I know, I know. Some of you might be thinking, “Look, I need to be out there submitting my resume on-line, not sitting around getting organized.” I understand, but let me explain why getting organized now one will actually benefit you in the long run.
When starting a job search, people usually have an unfocused strategy. They might email a resume to a few companies online, perhaps even post their resume on a job board, or bring a printed resume to an employment agency and wait. They may follow-up, but many times they don’t.This process will be repeated in a fairly disorganized way, without any real consistency and when there are no call backs, this can make the job search process very frustrating and unnecessarily difficult.
Day two of this job search process may feel like nothing, but is going to be really valuable in laying the groundwork for the rest of your job search. What we are trying to do here create a foundation so that you are attacking your job search from multiple angles and avenues.
Today we are going to get focused, and gain clarity.
Clarity affords focus.~ Thomas Leonard
- Print out your resume–be prepared to mark it up now and throughout the days to come.
- Get a notebook that you will only use for your job search, or the job search process
Now that you have your notebook in hand, what I want you to do is answer these questions:
1. Why am I looking for a job?Why Did I leave this Job
You’ll want to start with why you are looking for a job. Were you laid off? Are you still working, but you want something different? If so, why? This is important because when you get to interview stage, employers will ask you why, and you want to have answers ready for them. You will also want to list, for each job why you left each job, and also why you accepted that opportunity. We will get more into why this is important later.
2. What type of job am I looking for?
Why is this important? Sometimes when we’ve asked people what types of jobs they are looking for, the answer will be “anything”. This can pose a major problem because if a recruiter looks at your resume and sees a receptionist, but you’ve submitted your resume to a cashier job, you probably won’t get a call back. We’ll deal with how to make that work later, but you will want to be focused and make sure that you are going to be applying for jobs that make sense. Whether you are a cashier, night manager ,or Product Marketing Manager, you should know what your job is called, and what kind of work you are seeking.
3. What industry have I worked for consistently?
As you look at your resume, try to name the industries that you have worked in consistently. I will use an extreme example: Let’s say you worked front desk at a hotel, then you were a blackjack dealer in Vegas for a while, and then you were a ticket taker at a theme park. Though you have had many different jobs, you have been in one main industry-hospitality. This will help you when we work on your resume and you start to apply for jobs. When you have a target industry focus, your industry will recognize this and it increase your chances of call backs.
4. What skills do I have?
This is the piece where people will sell themselves short. Sometimes when we have been doing a particular job for so long, we forget how valuable our skill sets are. Here is another example. Let’s say you were a cashier at Burger King, you may be tempted to think that you only have one bullet point-cashier. But let’s take a deeper look at what a cashier really does:

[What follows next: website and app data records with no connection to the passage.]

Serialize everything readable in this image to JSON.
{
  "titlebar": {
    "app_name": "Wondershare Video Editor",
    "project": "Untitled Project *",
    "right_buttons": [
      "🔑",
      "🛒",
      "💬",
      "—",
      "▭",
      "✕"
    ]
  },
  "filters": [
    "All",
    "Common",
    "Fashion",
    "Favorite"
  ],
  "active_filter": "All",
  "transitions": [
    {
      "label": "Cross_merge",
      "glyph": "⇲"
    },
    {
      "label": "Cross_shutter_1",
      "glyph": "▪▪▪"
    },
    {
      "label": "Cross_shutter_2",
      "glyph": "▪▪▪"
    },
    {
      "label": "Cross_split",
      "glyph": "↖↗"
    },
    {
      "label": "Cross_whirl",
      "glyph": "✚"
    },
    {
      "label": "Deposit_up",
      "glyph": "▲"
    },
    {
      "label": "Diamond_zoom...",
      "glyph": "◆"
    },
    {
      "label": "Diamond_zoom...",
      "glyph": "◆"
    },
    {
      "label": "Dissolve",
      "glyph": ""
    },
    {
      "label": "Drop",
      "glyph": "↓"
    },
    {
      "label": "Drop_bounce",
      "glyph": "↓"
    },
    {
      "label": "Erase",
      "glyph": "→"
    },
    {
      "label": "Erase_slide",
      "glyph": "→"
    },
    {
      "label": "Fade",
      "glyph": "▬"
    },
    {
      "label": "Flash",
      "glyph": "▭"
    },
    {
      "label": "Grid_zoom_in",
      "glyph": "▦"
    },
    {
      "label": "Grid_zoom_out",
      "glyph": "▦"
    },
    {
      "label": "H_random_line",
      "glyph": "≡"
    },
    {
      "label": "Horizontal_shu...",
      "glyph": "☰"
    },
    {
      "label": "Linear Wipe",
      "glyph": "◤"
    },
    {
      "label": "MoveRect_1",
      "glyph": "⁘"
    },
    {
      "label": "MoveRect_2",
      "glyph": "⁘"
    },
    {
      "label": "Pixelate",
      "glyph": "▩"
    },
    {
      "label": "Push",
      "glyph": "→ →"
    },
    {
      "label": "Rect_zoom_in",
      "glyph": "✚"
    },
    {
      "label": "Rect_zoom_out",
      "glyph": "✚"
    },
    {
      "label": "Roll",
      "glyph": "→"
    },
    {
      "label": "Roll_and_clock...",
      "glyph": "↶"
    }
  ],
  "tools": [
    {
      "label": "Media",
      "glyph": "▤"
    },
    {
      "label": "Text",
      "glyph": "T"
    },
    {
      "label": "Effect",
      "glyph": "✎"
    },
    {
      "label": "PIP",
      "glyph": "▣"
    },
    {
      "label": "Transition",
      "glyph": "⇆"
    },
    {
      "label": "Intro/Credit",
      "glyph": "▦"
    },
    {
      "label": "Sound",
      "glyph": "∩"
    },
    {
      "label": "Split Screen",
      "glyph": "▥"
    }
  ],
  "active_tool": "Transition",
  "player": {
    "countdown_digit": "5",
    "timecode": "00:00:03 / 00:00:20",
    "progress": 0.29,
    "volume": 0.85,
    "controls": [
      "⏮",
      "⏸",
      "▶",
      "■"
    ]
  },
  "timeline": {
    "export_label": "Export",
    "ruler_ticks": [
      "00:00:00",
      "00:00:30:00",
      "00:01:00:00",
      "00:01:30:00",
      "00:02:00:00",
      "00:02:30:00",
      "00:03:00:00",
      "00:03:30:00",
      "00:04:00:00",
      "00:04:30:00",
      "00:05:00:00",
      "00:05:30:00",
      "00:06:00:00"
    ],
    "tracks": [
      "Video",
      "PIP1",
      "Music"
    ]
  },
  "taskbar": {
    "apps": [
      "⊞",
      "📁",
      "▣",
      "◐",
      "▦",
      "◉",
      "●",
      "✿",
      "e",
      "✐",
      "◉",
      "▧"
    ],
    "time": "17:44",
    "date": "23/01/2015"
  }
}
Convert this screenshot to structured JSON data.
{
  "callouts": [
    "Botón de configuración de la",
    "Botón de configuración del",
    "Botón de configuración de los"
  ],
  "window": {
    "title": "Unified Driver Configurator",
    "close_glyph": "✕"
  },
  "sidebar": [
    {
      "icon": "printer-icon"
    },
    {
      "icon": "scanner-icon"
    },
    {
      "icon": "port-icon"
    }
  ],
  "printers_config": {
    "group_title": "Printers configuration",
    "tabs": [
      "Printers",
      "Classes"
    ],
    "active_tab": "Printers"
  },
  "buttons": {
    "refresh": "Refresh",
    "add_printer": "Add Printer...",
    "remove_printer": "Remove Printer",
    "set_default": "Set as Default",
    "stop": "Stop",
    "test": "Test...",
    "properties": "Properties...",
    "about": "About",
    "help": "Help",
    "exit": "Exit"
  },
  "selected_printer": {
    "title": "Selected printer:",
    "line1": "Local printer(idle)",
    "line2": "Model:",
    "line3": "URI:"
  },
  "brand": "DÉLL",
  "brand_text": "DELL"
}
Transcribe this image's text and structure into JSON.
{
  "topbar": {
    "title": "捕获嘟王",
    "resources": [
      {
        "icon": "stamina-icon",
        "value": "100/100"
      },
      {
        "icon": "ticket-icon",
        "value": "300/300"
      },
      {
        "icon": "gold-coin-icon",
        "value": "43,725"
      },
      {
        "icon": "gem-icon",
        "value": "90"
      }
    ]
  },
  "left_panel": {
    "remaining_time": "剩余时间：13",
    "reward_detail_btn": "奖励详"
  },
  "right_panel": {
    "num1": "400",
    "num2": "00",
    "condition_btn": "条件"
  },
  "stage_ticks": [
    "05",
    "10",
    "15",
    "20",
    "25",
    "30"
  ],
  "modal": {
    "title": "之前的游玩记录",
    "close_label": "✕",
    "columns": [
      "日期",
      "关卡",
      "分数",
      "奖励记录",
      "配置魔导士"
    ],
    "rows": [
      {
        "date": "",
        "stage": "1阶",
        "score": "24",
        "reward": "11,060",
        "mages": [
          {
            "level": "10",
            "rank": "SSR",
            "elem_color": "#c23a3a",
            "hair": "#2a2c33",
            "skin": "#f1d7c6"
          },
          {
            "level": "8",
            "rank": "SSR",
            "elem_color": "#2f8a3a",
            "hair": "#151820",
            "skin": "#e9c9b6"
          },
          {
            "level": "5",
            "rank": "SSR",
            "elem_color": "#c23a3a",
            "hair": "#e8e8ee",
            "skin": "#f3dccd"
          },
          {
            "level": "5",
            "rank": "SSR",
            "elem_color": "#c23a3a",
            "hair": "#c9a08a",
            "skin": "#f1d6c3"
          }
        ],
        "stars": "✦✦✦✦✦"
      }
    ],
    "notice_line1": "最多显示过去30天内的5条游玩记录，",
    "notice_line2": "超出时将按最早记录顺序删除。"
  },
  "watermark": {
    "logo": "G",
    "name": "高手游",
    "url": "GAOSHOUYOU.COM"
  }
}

- Maintains a solid and working knowledge of product additions and changes
- Responsible for up-selling a customer and therefore increasing the amount of each sales transaction (in other words, it is the “Do you want fries with that?” technique)
- Handles customer complaints and concerns, and acts independently to resolve issues
- Responsible for all cash transactions, and electronic data processing (counting out your register at the end of the night)
Do you see from the example above how valuable the job title of “cashier” now becomes? You can also begin to see how there are several functions that a cashier may be able to perform: Customer Service, Sales, data entry.
If you have a hard time trying to really list all of the things that you do, you can cheat by looking up YOUR job description. For a list of job descriptions you can look here and type in your job, and get more ideas on how to list what you do.
Lastly, on day 2, I want you to have a positive attitude. Here are a list of DONT’s during your job search process:
- DO NOT speak negatively about the economy. Believe that you have what it takes to get the job you want. If you have been employed before, you will be employed again. Hold on to THAT belief.
- DO NOT allow friends or family to discourage you. If they start to move the conversation in a negative direction regarding your job search, change the subject or get off the phone in a polite way.
- DO NOT discuss every interview that you go on with everyone. Sometimes there is power in silence. It can be discouraging to tell friends, and family about a wonderful interview only to have to come back and say you’re not sure how it went. Move in silence.
Make sure that you are keeping yourself motivated during this time, read inspiring texts, positive quotes etc.
If you have any questions about today’s guide, don’t hesitate to ask-either on twitter, Facebook, or leave some comments below.
You will be successful, and every day is a new day to begin!
Together in excellence,
The Working Diva